ICC recommends legal betting in India
International Cricket Council (ICC) chief executive Haroon Lorgat advocates making gambling legal in India, saying regulating betting on cricket matches would make the fight against corruption much easier.cricket Updated: May 21, 2011 11:49 IST
International Cricket Council (ICC) chief executive Haroon Lorgat advocates making gambling legal in India, saying regulating betting on cricket matches would make the fight against corruption much easier.
"That's been our view, if the industry was regulated you could actually work with them, monitor them better and everything would be legal so there is reason to go underground," he said in an interview with CNN World Sport.
"So our view is if it was to be regulated it would make the fight against corruption much easier for us."
Asked if ICC was in any dialogue with the Indian government over that, Lorgat said, "Early days but we have started to consider how best to engage on that issue."
"Integrity is central to the game and the ICC has got a very clear objective of exercising zero tolerance as far as that is concerned, so any form of corruption that would affect the sport is treated with the utmost severity," he said.
Asked if there would be any further rule changes, he said an independent external review was on to determine what could be done to improve the operations or the fight against corruption.
"One of the suggestions being mooted, is the concept of a mystery shopper," Lorgat said. "Meaning that we may well have people posing as a bookmaker, and approaching players to see if they report back to the anti-corruption security unit, which is an obligation they have got."
Lorgat said initially the players' response was not very supportive because they felt it was some sort of entrapment.
"But it's early days it was just a thought we had, let's see what the recommendations are and if we think it's a worthwhile idea we will engage with the players and the association to see if it's implementable.

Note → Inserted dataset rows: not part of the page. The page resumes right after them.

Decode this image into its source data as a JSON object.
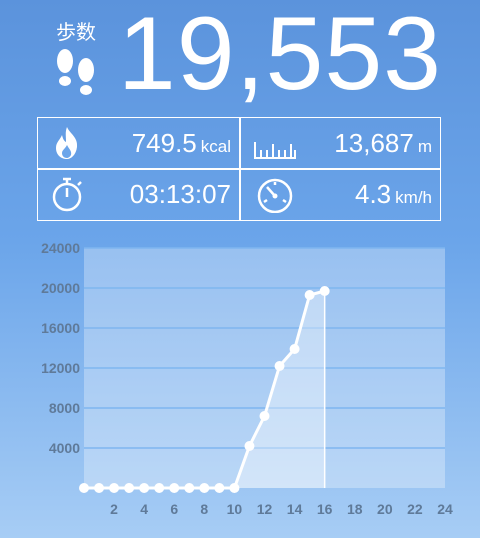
{
  "header": {
    "steps_label": "歩数",
    "steps_value": "19,553"
  },
  "stats": {
    "calories": {
      "value": "749.5",
      "unit": "kcal",
      "icon": "flame-icon"
    },
    "distance": {
      "value": "13,687",
      "unit": "m",
      "icon": "ruler-icon"
    },
    "duration": {
      "value": "03:13:07",
      "icon": "stopwatch-icon"
    },
    "speed": {
      "value": "4.3",
      "unit": "km/h",
      "icon": "speedometer-icon"
    }
  },
  "chart_data": {
    "type": "area",
    "x": [
      0,
      1,
      2,
      3,
      4,
      5,
      6,
      7,
      8,
      9,
      10,
      11,
      12,
      13,
      14,
      15,
      16
    ],
    "values": [
      0,
      0,
      0,
      0,
      0,
      0,
      0,
      0,
      0,
      0,
      0,
      4200,
      7200,
      12200,
      13900,
      19300,
      19700
    ],
    "x_ticks": [
      "2",
      "4",
      "6",
      "8",
      "10",
      "12",
      "14",
      "16",
      "18",
      "20",
      "22",
      "24"
    ],
    "y_ticks": [
      "4000",
      "8000",
      "12000",
      "16000",
      "20000",
      "24000"
    ],
    "xlim": [
      0,
      24
    ],
    "ylim": [
      0,
      24000
    ],
    "grid": true,
    "colors": {
      "line": "#ffffff",
      "fill": "rgba(255,255,255,0.35)",
      "plot_bg": "rgba(255,255,255,0.30)",
      "grid": "#7fb6f0"
    }
  }
}
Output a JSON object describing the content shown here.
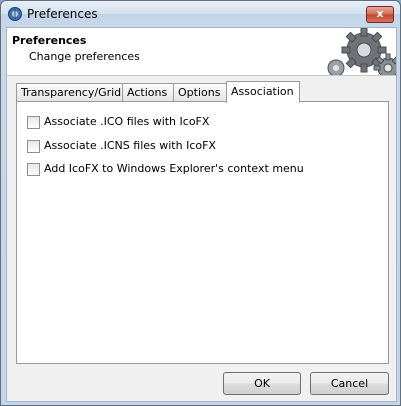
{
  "window": {
    "title": "Preferences",
    "close_glyph": "x"
  },
  "header": {
    "title": "Preferences",
    "subtitle": "Change preferences",
    "graphic": "gears-icon"
  },
  "tabs": [
    {
      "label": "Transparency/Grid",
      "active": false
    },
    {
      "label": "Actions",
      "active": false
    },
    {
      "label": "Options",
      "active": false
    },
    {
      "label": "Association",
      "active": true
    }
  ],
  "options": [
    {
      "label": "Associate .ICO files with IcoFX",
      "checked": false
    },
    {
      "label": "Associate .ICNS files with IcoFX",
      "checked": false
    },
    {
      "label": "Add IcoFX to Windows Explorer's context menu",
      "checked": false
    }
  ],
  "buttons": {
    "ok_label": "OK",
    "cancel_label": "Cancel"
  },
  "colors": {
    "close_button": "#c4422c",
    "title_bar": "#c8d8ea"
  }
}
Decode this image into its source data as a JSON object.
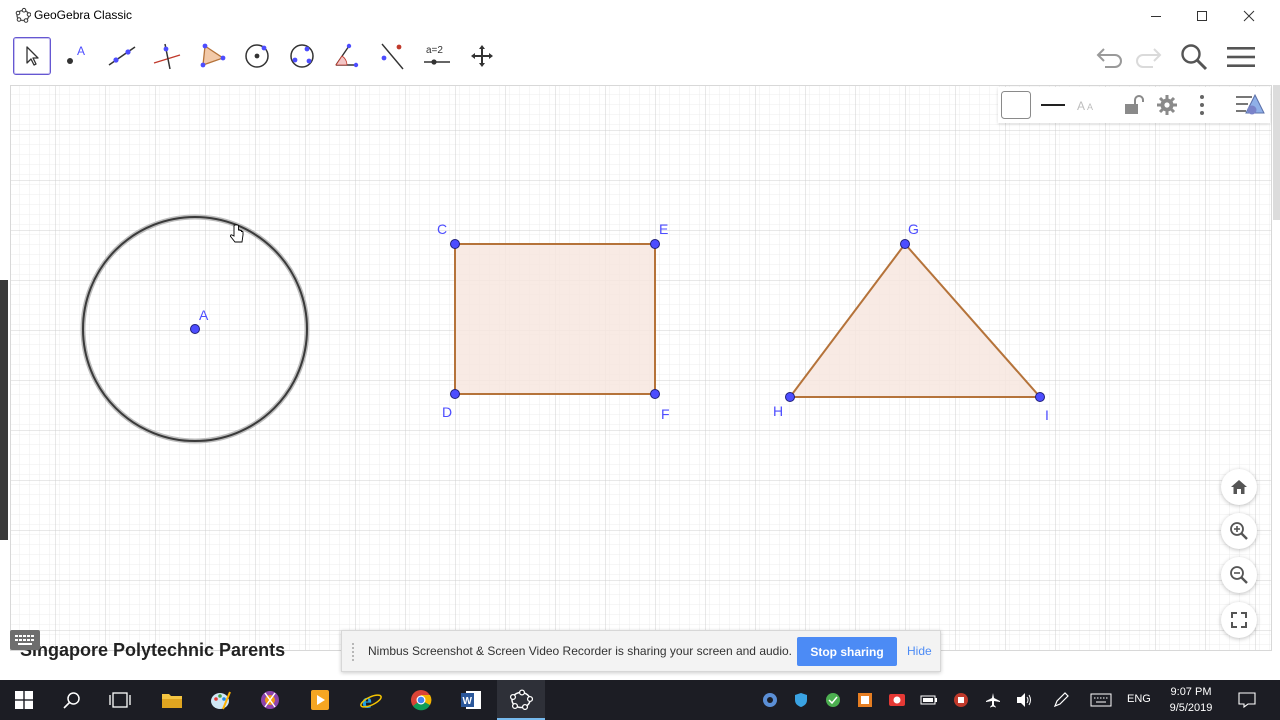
{
  "window": {
    "title": "GeoGebra Classic"
  },
  "toolbar": {
    "tools": [
      {
        "name": "move-tool",
        "icon": "arrow-pointer-icon"
      },
      {
        "name": "point-tool",
        "icon": "point-icon"
      },
      {
        "name": "line-tool",
        "icon": "line-icon"
      },
      {
        "name": "perpendicular-line-tool",
        "icon": "perpendicular-icon"
      },
      {
        "name": "polygon-tool",
        "icon": "polygon-icon"
      },
      {
        "name": "circle-center-point-tool",
        "icon": "circle-icon"
      },
      {
        "name": "ellipse-tool",
        "icon": "ellipse-icon"
      },
      {
        "name": "angle-tool",
        "icon": "angle-icon"
      },
      {
        "name": "reflect-tool",
        "icon": "reflect-icon"
      },
      {
        "name": "slider-tool",
        "icon": "slider-icon",
        "label": "a=2"
      },
      {
        "name": "move-graphics-view-tool",
        "icon": "move-arrows-icon"
      }
    ],
    "active_tool": "move-tool"
  },
  "graphics": {
    "points": [
      {
        "label": "A"
      },
      {
        "label": "C"
      },
      {
        "label": "E"
      },
      {
        "label": "D"
      },
      {
        "label": "F"
      },
      {
        "label": "G"
      },
      {
        "label": "H"
      },
      {
        "label": "I"
      }
    ],
    "colors": {
      "point": "#4d4dff",
      "polygon_stroke": "#b5733a",
      "polygon_fill": "#f7e6df",
      "circle_stroke": "#3a3a3a",
      "grid_minor": "#ececec",
      "grid_major": "#d0d0d0"
    }
  },
  "behind_text": "Singapore Polytechnic Parents",
  "share_banner": {
    "message": "Nimbus Screenshot & Screen Video Recorder is sharing your screen and audio.",
    "stop_label": "Stop sharing",
    "hide_label": "Hide"
  },
  "taskbar": {
    "language": "ENG",
    "time": "9:07 PM",
    "date": "9/5/2019"
  }
}
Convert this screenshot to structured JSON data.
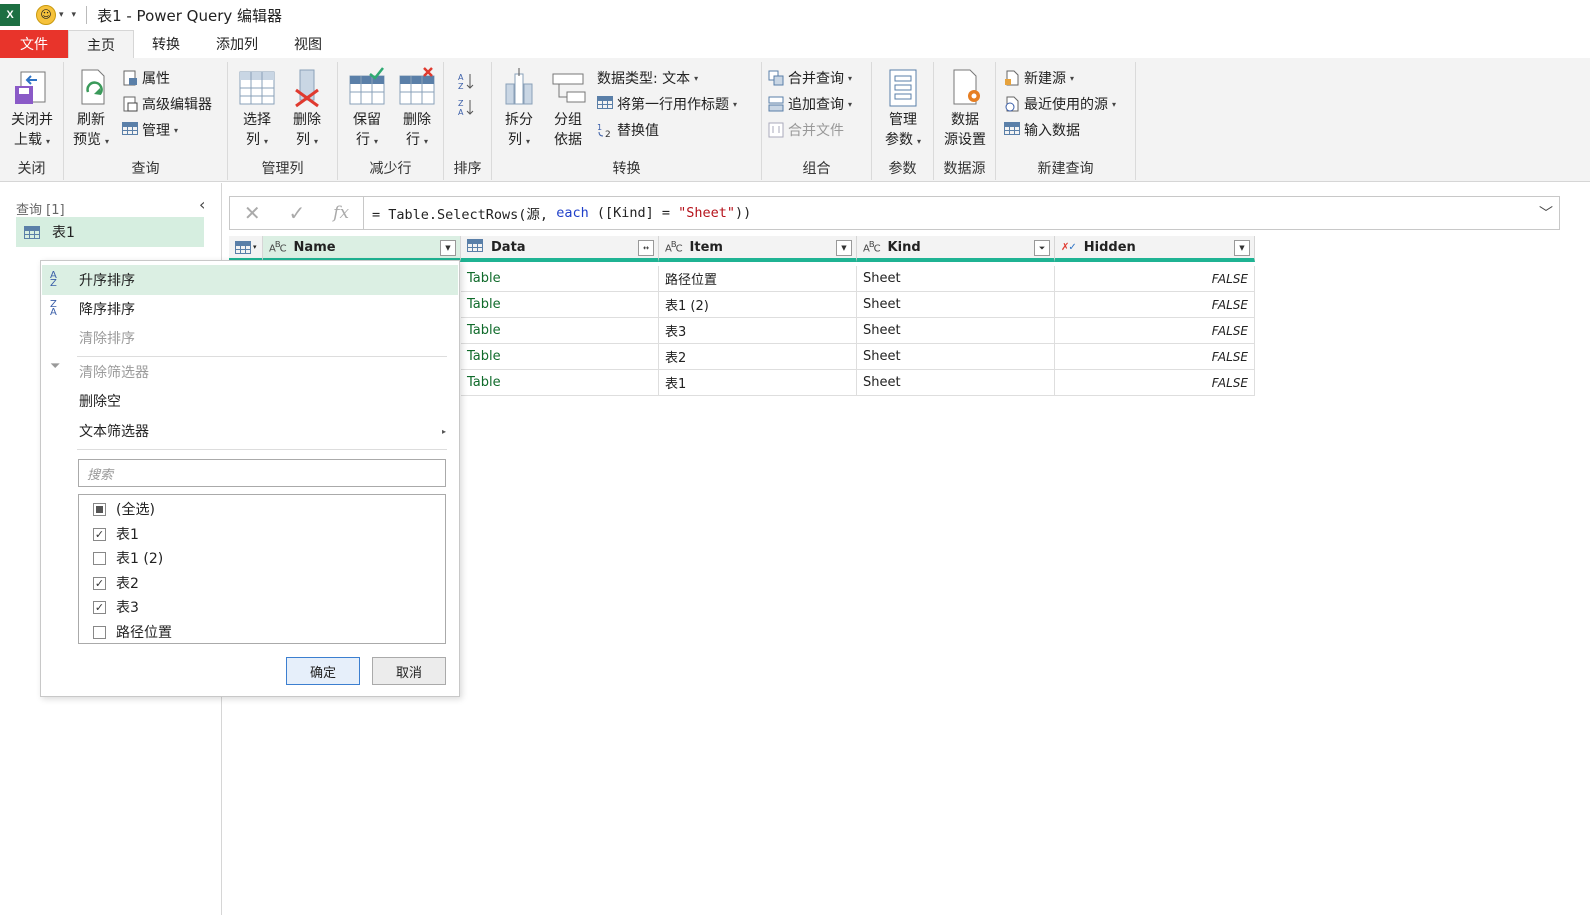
{
  "title_bar": {
    "app_icon": "X",
    "title": "表1 - Power Query 编辑器"
  },
  "menu_tabs": [
    {
      "label": "文件"
    },
    {
      "label": "主页"
    },
    {
      "label": "转换"
    },
    {
      "label": "添加列"
    },
    {
      "label": "视图"
    }
  ],
  "ribbon": {
    "close_load": {
      "line1": "关闭并",
      "line2": "上载"
    },
    "refresh": {
      "line1": "刷新",
      "line2": "预览"
    },
    "properties": "属性",
    "advanced_editor": "高级编辑器",
    "manage": "管理",
    "choose_cols": {
      "line1": "选择",
      "line2": "列"
    },
    "remove_cols": {
      "line1": "删除",
      "line2": "列"
    },
    "keep_rows": {
      "line1": "保留",
      "line2": "行"
    },
    "remove_rows": {
      "line1": "删除",
      "line2": "行"
    },
    "split_col": {
      "line1": "拆分",
      "line2": "列"
    },
    "group_by": {
      "line1": "分组",
      "line2": "依据"
    },
    "data_type": "数据类型: 文本",
    "first_row_header": "将第一行用作标题",
    "replace_values": "替换值",
    "merge_queries": "合并查询",
    "append_queries": "追加查询",
    "combine_files": "合并文件",
    "manage_params": {
      "line1": "管理",
      "line2": "参数"
    },
    "data_source_settings": {
      "line1": "数据",
      "line2": "源设置"
    },
    "new_source": "新建源",
    "recent_sources": "最近使用的源",
    "enter_data": "输入数据",
    "groups": {
      "close": "关闭",
      "query": "查询",
      "manage_cols": "管理列",
      "reduce_rows": "减少行",
      "sort": "排序",
      "transform": "转换",
      "combine": "组合",
      "params": "参数",
      "data_source": "数据源",
      "new_query": "新建查询"
    }
  },
  "queries_pane": {
    "header": "查询 [1]",
    "items": [
      {
        "label": "表1"
      }
    ]
  },
  "formula_bar": {
    "prefix": "= Table.SelectRows(源, ",
    "keyword": "each",
    "mid": " ([Kind] = ",
    "string": "\"Sheet\"",
    "suffix": "))"
  },
  "table": {
    "columns": [
      {
        "name": "Name",
        "type": "ABC"
      },
      {
        "name": "Data",
        "type": "table"
      },
      {
        "name": "Item",
        "type": "ABC"
      },
      {
        "name": "Kind",
        "type": "ABC"
      },
      {
        "name": "Hidden",
        "type": "bool"
      }
    ],
    "rows": [
      {
        "data": "Table",
        "item": "路径位置",
        "kind": "Sheet",
        "hidden": "FALSE"
      },
      {
        "data": "Table",
        "item": "表1 (2)",
        "kind": "Sheet",
        "hidden": "FALSE"
      },
      {
        "data": "Table",
        "item": "表3",
        "kind": "Sheet",
        "hidden": "FALSE"
      },
      {
        "data": "Table",
        "item": "表2",
        "kind": "Sheet",
        "hidden": "FALSE"
      },
      {
        "data": "Table",
        "item": "表1",
        "kind": "Sheet",
        "hidden": "FALSE"
      }
    ]
  },
  "filter_menu": {
    "sort_asc": "升序排序",
    "sort_desc": "降序排序",
    "clear_sort": "清除排序",
    "clear_filter": "清除筛选器",
    "remove_empty": "删除空",
    "text_filters": "文本筛选器",
    "search_placeholder": "搜索",
    "options": [
      {
        "label": "(全选)",
        "state": "partial"
      },
      {
        "label": "表1",
        "state": "checked"
      },
      {
        "label": "表1 (2)",
        "state": "unchecked"
      },
      {
        "label": "表2",
        "state": "checked"
      },
      {
        "label": "表3",
        "state": "checked"
      },
      {
        "label": "路径位置",
        "state": "unchecked"
      }
    ],
    "ok": "确定",
    "cancel": "取消"
  },
  "colors": {
    "file_tab": "#e8342b",
    "header_accent": "#1fb393",
    "selected_query": "#d6eee0",
    "link_green": "#106b2b"
  }
}
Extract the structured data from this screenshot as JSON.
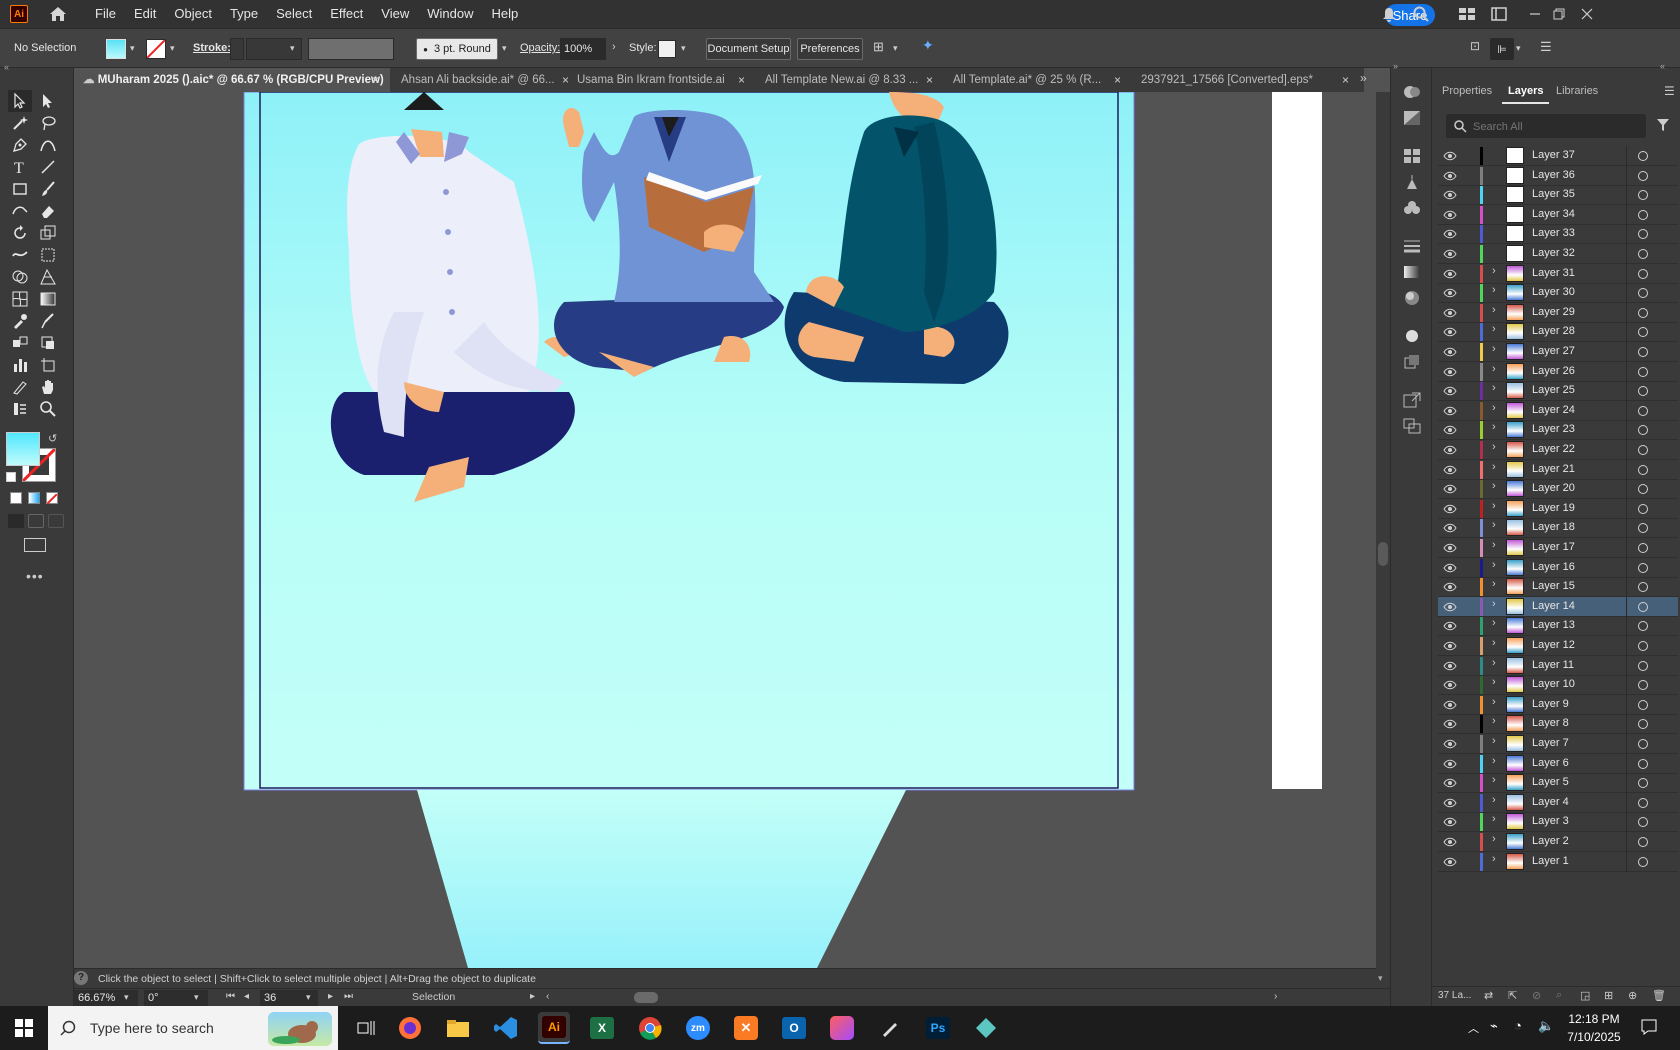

"I think those are things we need to support," Lorgat said voicing confidence that "the majority of players are honest and play the game in the right spirit and they would have no reservations in supporting such a move".